Dundee man Jason Grant will discuss issues facing menstruating women and women with the menopause in his new role
Grant’s new role will see him travel around the region to discuss free access to period products and also have conversations about the menopause.
His appointment comes as Scotland becomes the first country to introduce a law to widen access to free period products.
However, critics on social media have said that the role should have gone to a woman.
“So there’s a first Period Dignity Officer now and of course it’s a guy. Your gender studies hard at work,” one user wrote. “I’m going to lie down. I don’t want to live on this planet anymore.”
Another added: “The Scottish government has appointed a man as the period dignity officer… where do I start with this…. A man shall be mansplaining periods.”
Scottish MP Neale Hanvey wrote: “It is incomprehensible that a young male without lived experience of menstruation is an appropriate person to address the needs of pre-pubescent girls at this vulnerable stage of development.”
Others commented that the decision was “seriously flawed”, while someone else said they didn’t know who would “think this was a good idea”.
The Independent’s Maya Oppenheim commented: “This feels like a joke. Jason Grant – Scotland’s first ‘period dignity officer’ – will never know the indignity of being bullied at school for having a period, of leaking, of being unable to afford period items, despite these being routine things many women sadly know all too well.”
Some were in favour of the idea, with one person writing: “I think appointing a bloke as period dignity officer might work. It’s saying this is an issue for everyone to take on board and not just ‘a woman’s issue’. He’s not a Dr, he’s making information available.”
Another person added: “Does the unnecessary stigma come from men or women? Who needs to understand more, men or women? I don’t see this as particularly sexist, especially given the amount of sexist views many men in the UK hold.
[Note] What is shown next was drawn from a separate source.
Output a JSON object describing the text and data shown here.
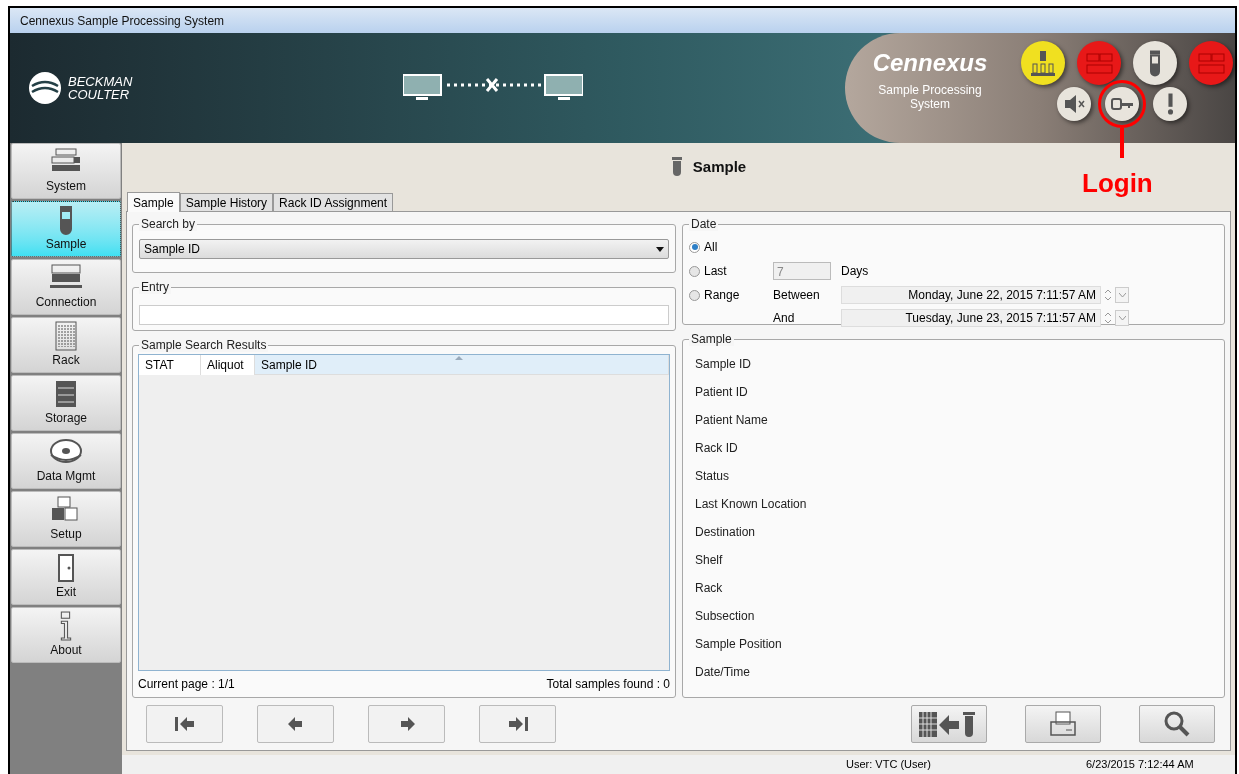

I’m not trying to justify it here just trying to understand the appointment.”
A spokesperson for the Period Dignity Working Group said Grant was the “strongest candidate”. “This new role, funded by the Scottish Government, was created to promote and implement new legislation, specifically focused on project management,” they said.
“The role builds on some fantastic work which has been gathering speed across the Tay region for several years, led by a passionate group of people of all genders, ages and backgrounds.
“By changing the culture, encouraging debate and removing the stigma around periods, we look forward to supporting the delivery of this important work across the region.”
Grant previously said of the appointment that he thought being a man would “help break down barriers, reduce stigma, and encourage more open discussions”.
“Although affecting women directly, periods are an issue for everyone,” Grant continued. “We’ll also raise awareness of the menopause which, although a natural process for women, has wider repercussions in the world of work and family.
“It’s time to normalise these topics and get real around the subject.I believe I can make progress by proving this isn’t just a female topic, encouraging conversations across all genders and educating and engaging new audiences.”
A spokesperson for the Scottish government says it “does not have any involvement in these posts or appointments nor do we fund them directly”.